(Stored entries)
※

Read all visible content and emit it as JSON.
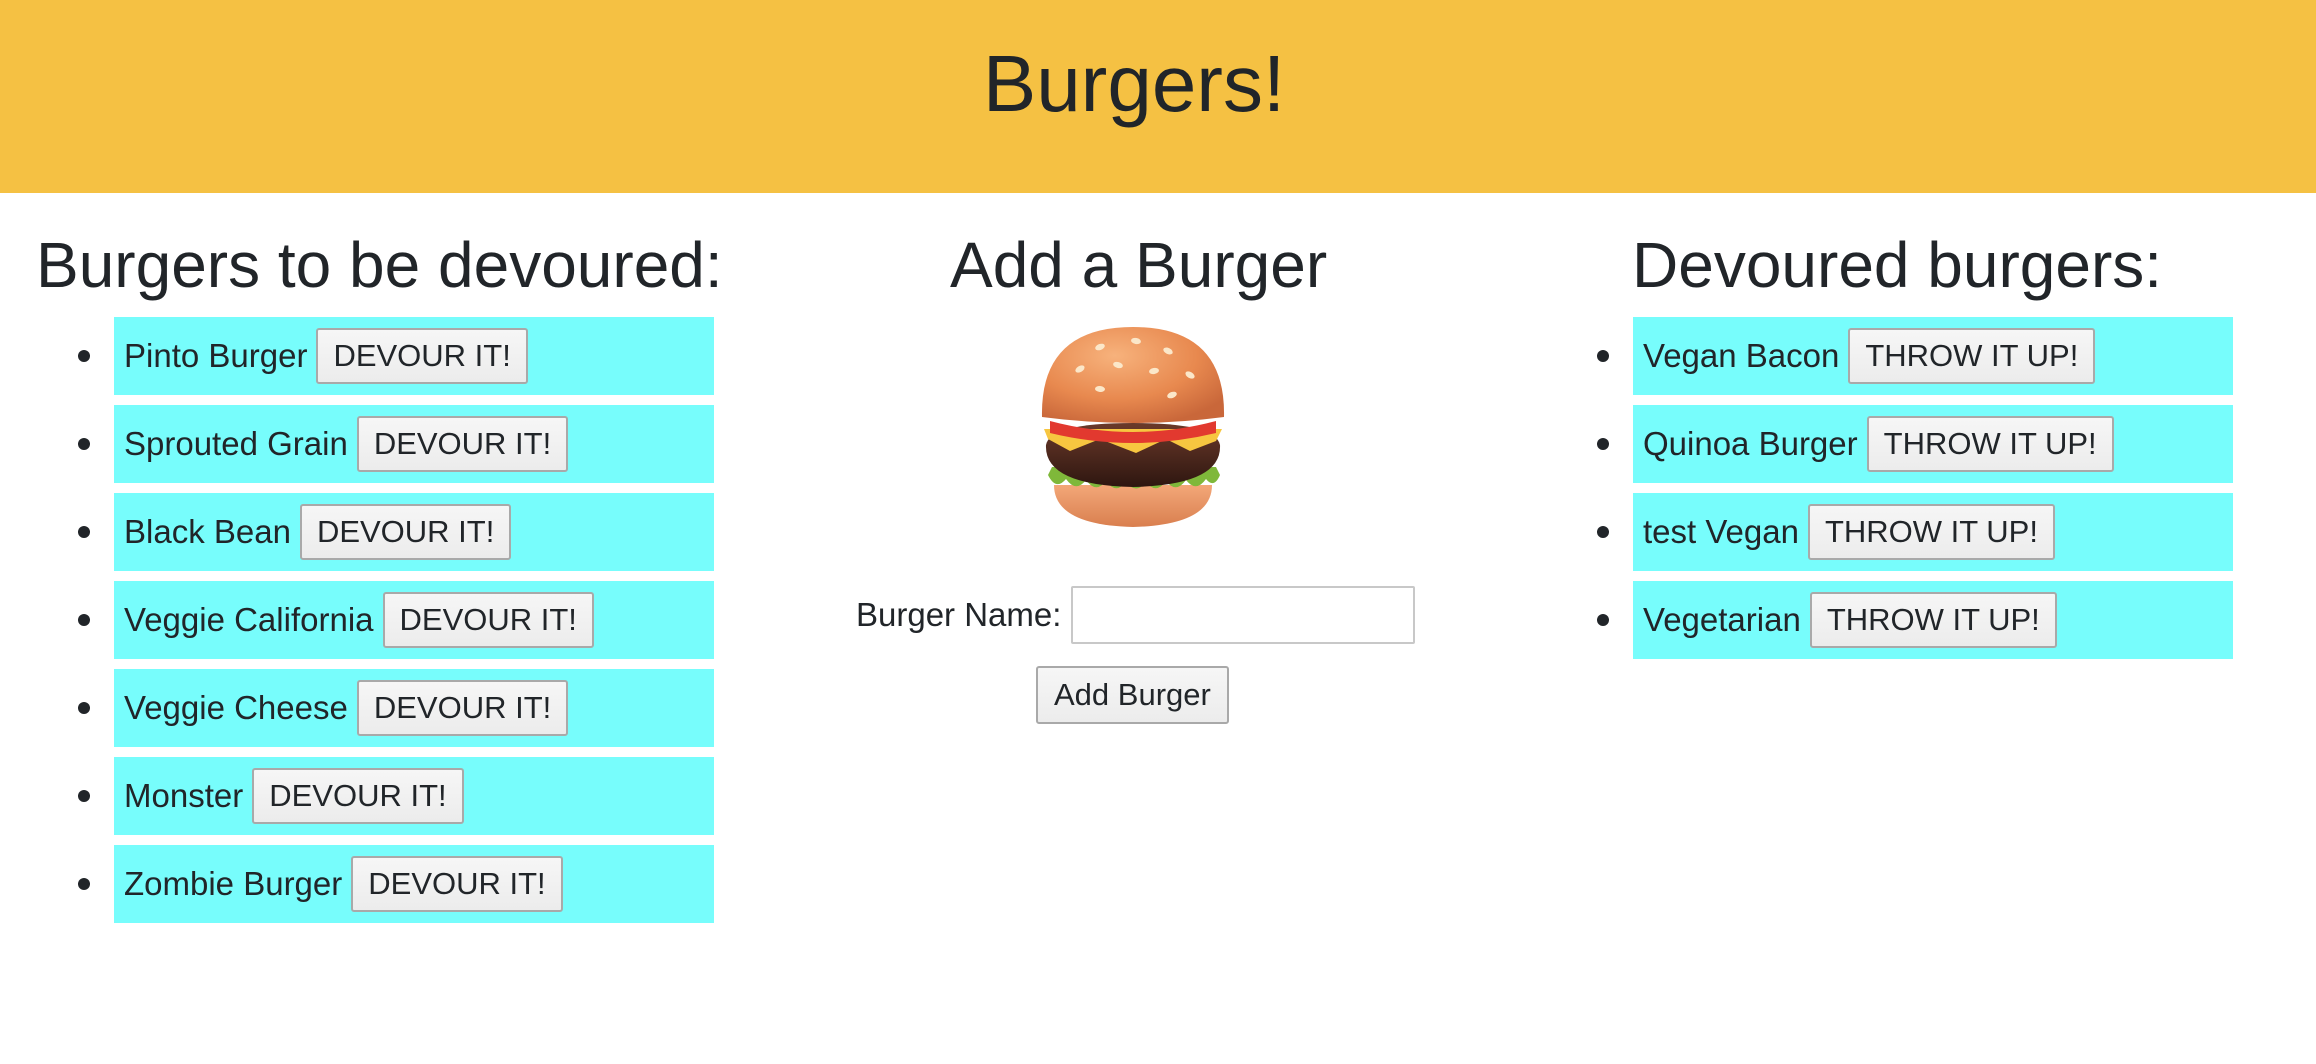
{
  "header": {
    "title": "Burgers!"
  },
  "to_devour": {
    "title": "Burgers to be devoured:",
    "button_label": "DEVOUR IT!",
    "items": [
      {
        "name": "Pinto Burger"
      },
      {
        "name": "Sprouted Grain"
      },
      {
        "name": "Black Bean"
      },
      {
        "name": "Veggie California"
      },
      {
        "name": "Veggie Cheese"
      },
      {
        "name": "Monster"
      },
      {
        "name": "Zombie Burger"
      }
    ]
  },
  "add": {
    "title": "Add a Burger",
    "image_icon": "hamburger-icon",
    "label": "Burger Name:",
    "input_value": "",
    "button_label": "Add Burger"
  },
  "devoured": {
    "title": "Devoured burgers:",
    "button_label": "THROW IT UP!",
    "items": [
      {
        "name": "Vegan Bacon"
      },
      {
        "name": "Quinoa Burger"
      },
      {
        "name": "test Vegan"
      },
      {
        "name": "Vegetarian"
      }
    ]
  },
  "colors": {
    "header_bg": "#f5c143",
    "item_bg": "#77fdfc"
  }
}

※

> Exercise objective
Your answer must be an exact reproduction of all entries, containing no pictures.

> Answer to the problem
Read all visible content and emit it as JSON.
{
  "header": {
    "title": "Burgers!"
  },
  "to_devour": {
    "title": "Burgers to be devoured:",
    "button_label": "DEVOUR IT!",
    "items": [
      {
        "name": "Pinto Burger"
      },
      {
        "name": "Sprouted Grain"
      },
      {
        "name": "Black Bean"
      },
      {
        "name": "Veggie California"
      },
      {
        "name": "Veggie Cheese"
      },
      {
        "name": "Monster"
      },
      {
        "name": "Zombie Burger"
      }
    ]
  },
  "add": {
    "title": "Add a Burger",
    "image_icon": "hamburger-icon",
    "label": "Burger Name:",
    "input_value": "",
    "button_label": "Add Burger"
  },
  "devoured": {
    "title": "Devoured burgers:",
    "button_label": "THROW IT UP!",
    "items": [
      {
        "name": "Vegan Bacon"
      },
      {
        "name": "Quinoa Burger"
      },
      {
        "name": "test Vegan"
      },
      {
        "name": "Vegetarian"
      }
    ]
  },
  "colors": {
    "header_bg": "#f5c143",
    "item_bg": "#77fdfc"
  }
}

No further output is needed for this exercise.